Modern cars now include many tiny chips, most of which perform functions such as power management. Cars also use a lot of microcontrollers, which can control traditional automotive tasks like power steering, or are the ‘brain’ at the heart of an infotainment system. Car makers usually use just-in-time production techniques too, which means they can avoid having extra parts in costly storage. This can lead to problems, even if a five pence chip is missing, meaning manufacturers can’t supply a £50,000 car. If the chip that powers the in-car dials or automatic braking are delayed, for example, then so is the rest of the vehicle.
The automotive sector is only now realising that it’s seen as a lower priority than the electronics companies within the semiconductor supplier communities. In 2020, only three per cent of chip supplier TSMC’s sales were from automotive chips, compared to 48 per cent for smartphones as the real volume players.

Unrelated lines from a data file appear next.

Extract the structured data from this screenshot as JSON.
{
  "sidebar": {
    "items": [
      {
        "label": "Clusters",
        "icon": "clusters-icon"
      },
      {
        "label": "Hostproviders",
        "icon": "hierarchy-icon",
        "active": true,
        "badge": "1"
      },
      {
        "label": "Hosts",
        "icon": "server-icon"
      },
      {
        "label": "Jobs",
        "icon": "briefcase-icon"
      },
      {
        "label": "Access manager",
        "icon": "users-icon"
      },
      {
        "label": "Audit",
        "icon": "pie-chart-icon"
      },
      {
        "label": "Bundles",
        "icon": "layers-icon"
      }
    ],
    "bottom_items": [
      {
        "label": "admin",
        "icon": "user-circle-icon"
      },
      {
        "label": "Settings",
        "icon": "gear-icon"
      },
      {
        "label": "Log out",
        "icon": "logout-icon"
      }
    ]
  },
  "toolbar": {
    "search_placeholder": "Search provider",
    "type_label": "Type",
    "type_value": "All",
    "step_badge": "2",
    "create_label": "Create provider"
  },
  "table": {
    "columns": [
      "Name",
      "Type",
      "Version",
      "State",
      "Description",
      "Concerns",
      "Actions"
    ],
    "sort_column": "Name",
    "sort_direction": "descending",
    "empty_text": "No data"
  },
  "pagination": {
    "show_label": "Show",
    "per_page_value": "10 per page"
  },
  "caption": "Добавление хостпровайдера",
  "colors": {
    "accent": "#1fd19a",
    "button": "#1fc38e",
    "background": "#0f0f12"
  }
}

The tech companies have higher margins, never cut down their orders and have long-term contracts with the suppliers, meaning that now that automotive demand is peaking faster than the OEMs had expected, car makers are struggling to be let back into the supply queue.
Car manufacturers also generally use automotive-grade chips, which are painstakingly ‘qualified’ against binders of industry standards to make sure they are suitably durable and reliable, making it more difficult for the motor industry to alternatively transition its production lines and supply chains elsewhere.